The MAP initiative has not yielded the needed results and just like when it commenced, some fundamental issues on the process if left unresolved may cause the initiative to fail. Unlike buying a mobile phone which is usually erroneously compared with meter purchase, the meters are owned by DisCos. Their low liquidity contributed to starting the MAP initiative. There is no clarity on how customers are compensated with a lower tariff after paying and activating the meter till the cost is recouped. Also, by being the property of the DisCo, the meters are not movable. For example, a tenant who paid for a meter and is changing residence after a while losses money. These are just a few of the challenges. I am a witness to how the process can be frustrating. It took 9 months of back and forth, follow-ups and assistance from PowerUpNG (an electricity consumer rights advocacy and education organisation) to get a single-phase meter installed and activated. Even with the upward review of the cost of the meters, I disagree with the theory emanating from DisCos implying that customers are no longer interested in being metered. They are pointing to the recent order by NERC limiting the amount that can be billed unmetered customers by DisCos. This is why interventions such as the survey (www.eie.ng/mapsurvey) being currently carried out by Enough is Enough Nigeria (EiE) and partners to get relevant feedback from consumers about their experience with the MAP initiative is commendable.

NERC in February 2020 instituted order 197/2020 (capping estimated billing of unmetered customers) to place limits on estimated bills that can be issued by DISCOs to unmetered electricity customers of residential (R2) and commercial (C1) buildings. All unmetered R2 and C1 customers shall not be invoiced for the consumption of energy beyond the price capped in the schedule. According to the order, any customer whose current estimated bill is below the capped price shall remain so without upward review until the installation of a meter by the power distributors. In June, it issued notices of intention to sanction seven distribution companies over alleged failure to comply with the order capping estimated billing of unmetered customers. These DisCos are Benin, Enugu, Eko, Ikeja, Kano, Kaduna and Port Harcourt.
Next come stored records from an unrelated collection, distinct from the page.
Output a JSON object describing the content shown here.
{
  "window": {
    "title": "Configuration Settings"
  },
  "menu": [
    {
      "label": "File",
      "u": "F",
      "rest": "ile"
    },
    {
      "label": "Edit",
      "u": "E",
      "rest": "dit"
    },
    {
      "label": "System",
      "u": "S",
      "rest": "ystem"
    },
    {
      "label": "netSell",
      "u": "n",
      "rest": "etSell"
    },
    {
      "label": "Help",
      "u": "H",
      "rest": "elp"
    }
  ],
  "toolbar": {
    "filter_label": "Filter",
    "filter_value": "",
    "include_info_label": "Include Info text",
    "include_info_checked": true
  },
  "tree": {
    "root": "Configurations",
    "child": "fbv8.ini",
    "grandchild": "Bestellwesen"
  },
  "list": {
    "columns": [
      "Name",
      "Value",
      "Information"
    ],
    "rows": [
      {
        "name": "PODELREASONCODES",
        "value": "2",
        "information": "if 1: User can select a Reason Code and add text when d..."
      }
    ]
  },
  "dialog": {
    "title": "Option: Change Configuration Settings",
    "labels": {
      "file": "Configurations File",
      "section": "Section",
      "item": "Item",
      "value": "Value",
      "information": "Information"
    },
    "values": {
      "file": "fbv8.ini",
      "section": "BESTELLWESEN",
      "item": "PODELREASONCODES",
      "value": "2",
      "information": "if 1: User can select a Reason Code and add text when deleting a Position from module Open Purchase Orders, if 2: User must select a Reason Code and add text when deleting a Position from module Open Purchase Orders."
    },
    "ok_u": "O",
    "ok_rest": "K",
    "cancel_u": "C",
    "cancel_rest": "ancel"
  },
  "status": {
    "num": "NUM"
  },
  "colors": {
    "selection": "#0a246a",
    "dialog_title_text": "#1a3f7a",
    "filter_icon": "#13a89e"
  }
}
The DisCos had 14 days beginning from June 4, 2020, to explain why the Commission should not sanction them over their alleged non-compliance. While the deadline given the power distributors lapsed on June 18, NERC, however, is yet to issue any sanctions, if any. As of July, the feedback was that the process is ongoing and as soon as it was done, NERC will make its findings public. From my experiences in the sector, NERC most times is a toothless bulldog when compared to other regulators like the CBN, NCC, NBC and so on.

A big challenge faced by consumers is the slow resolution by the DisCos when they question their estimated bills which leads to accumulation and then disconnection. While we wait to get to the ‘promised land’ of uninterrupted power supply and before the nearly inevitable tariff increase, DisCos must act responsibly and stop milking consumers. The least they can do is comply with the regulation capping estimated billing while the regulator and others involved in the Meter Assets Providers initiative should improve and adjust the process for consumers to get metered. Let your customers breathe!

– Adeolu Adekola is an active citizen writing from Lagos and working around accountability in governance, civic engagement and investigative journalism.